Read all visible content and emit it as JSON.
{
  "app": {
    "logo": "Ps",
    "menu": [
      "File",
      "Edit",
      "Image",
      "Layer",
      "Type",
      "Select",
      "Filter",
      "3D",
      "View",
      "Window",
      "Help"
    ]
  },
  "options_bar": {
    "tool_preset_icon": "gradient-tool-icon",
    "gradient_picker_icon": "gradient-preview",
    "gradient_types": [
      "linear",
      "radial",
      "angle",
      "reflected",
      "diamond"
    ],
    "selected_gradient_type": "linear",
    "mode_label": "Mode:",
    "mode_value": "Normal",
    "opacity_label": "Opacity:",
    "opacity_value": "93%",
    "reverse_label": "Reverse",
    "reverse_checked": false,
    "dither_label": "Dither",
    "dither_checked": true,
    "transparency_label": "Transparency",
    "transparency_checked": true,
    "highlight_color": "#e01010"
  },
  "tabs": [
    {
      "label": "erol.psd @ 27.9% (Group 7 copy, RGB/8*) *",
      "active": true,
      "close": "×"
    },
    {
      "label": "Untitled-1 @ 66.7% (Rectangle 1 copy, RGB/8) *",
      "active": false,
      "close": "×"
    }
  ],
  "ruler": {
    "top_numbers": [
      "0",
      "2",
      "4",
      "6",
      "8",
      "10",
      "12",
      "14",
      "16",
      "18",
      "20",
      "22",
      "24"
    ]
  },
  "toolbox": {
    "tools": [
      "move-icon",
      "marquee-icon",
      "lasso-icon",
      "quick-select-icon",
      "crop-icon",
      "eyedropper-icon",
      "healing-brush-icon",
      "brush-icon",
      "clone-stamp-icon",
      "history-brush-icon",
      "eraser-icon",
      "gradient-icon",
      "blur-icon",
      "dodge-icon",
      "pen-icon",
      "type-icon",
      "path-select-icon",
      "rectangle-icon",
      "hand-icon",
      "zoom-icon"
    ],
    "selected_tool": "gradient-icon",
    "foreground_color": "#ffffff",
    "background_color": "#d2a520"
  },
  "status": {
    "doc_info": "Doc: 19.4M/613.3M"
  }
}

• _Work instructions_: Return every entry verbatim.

• _Solution to the problem_:
Read all visible content and emit it as JSON.
{
  "app": {
    "logo": "Ps",
    "menu": [
      "File",
      "Edit",
      "Image",
      "Layer",
      "Type",
      "Select",
      "Filter",
      "3D",
      "View",
      "Window",
      "Help"
    ]
  },
  "options_bar": {
    "tool_preset_icon": "gradient-tool-icon",
    "gradient_picker_icon": "gradient-preview",
    "gradient_types": [
      "linear",
      "radial",
      "angle",
      "reflected",
      "diamond"
    ],
    "selected_gradient_type": "linear",
    "mode_label": "Mode:",
    "mode_value": "Normal",
    "opacity_label": "Opacity:",
    "opacity_value": "93%",
    "reverse_label": "Reverse",
    "reverse_checked": false,
    "dither_label": "Dither",
    "dither_checked": true,
    "transparency_label": "Transparency",
    "transparency_checked": true,
    "highlight_color": "#e01010"
  },
  "tabs": [
    {
      "label": "erol.psd @ 27.9% (Group 7 copy, RGB/8*) *",
      "active": true,
      "close": "×"
    },
    {
      "label": "Untitled-1 @ 66.7% (Rectangle 1 copy, RGB/8) *",
      "active": false,
      "close": "×"
    }
  ],
  "ruler": {
    "top_numbers": [
      "0",
      "2",
      "4",
      "6",
      "8",
      "10",
      "12",
      "14",
      "16",
      "18",
      "20",
      "22",
      "24"
    ]
  },
  "toolbox": {
    "tools": [
      "move-icon",
      "marquee-icon",
      "lasso-icon",
      "quick-select-icon",
      "crop-icon",
      "eyedropper-icon",
      "healing-brush-icon",
      "brush-icon",
      "clone-stamp-icon",
      "history-brush-icon",
      "eraser-icon",
      "gradient-icon",
      "blur-icon",
      "dodge-icon",
      "pen-icon",
      "type-icon",
      "path-select-icon",
      "rectangle-icon",
      "hand-icon",
      "zoom-icon"
    ],
    "selected_tool": "gradient-icon",
    "foreground_color": "#ffffff",
    "background_color": "#d2a520"
  },
  "status": {
    "doc_info": "Doc: 19.4M/613.3M"
  }
}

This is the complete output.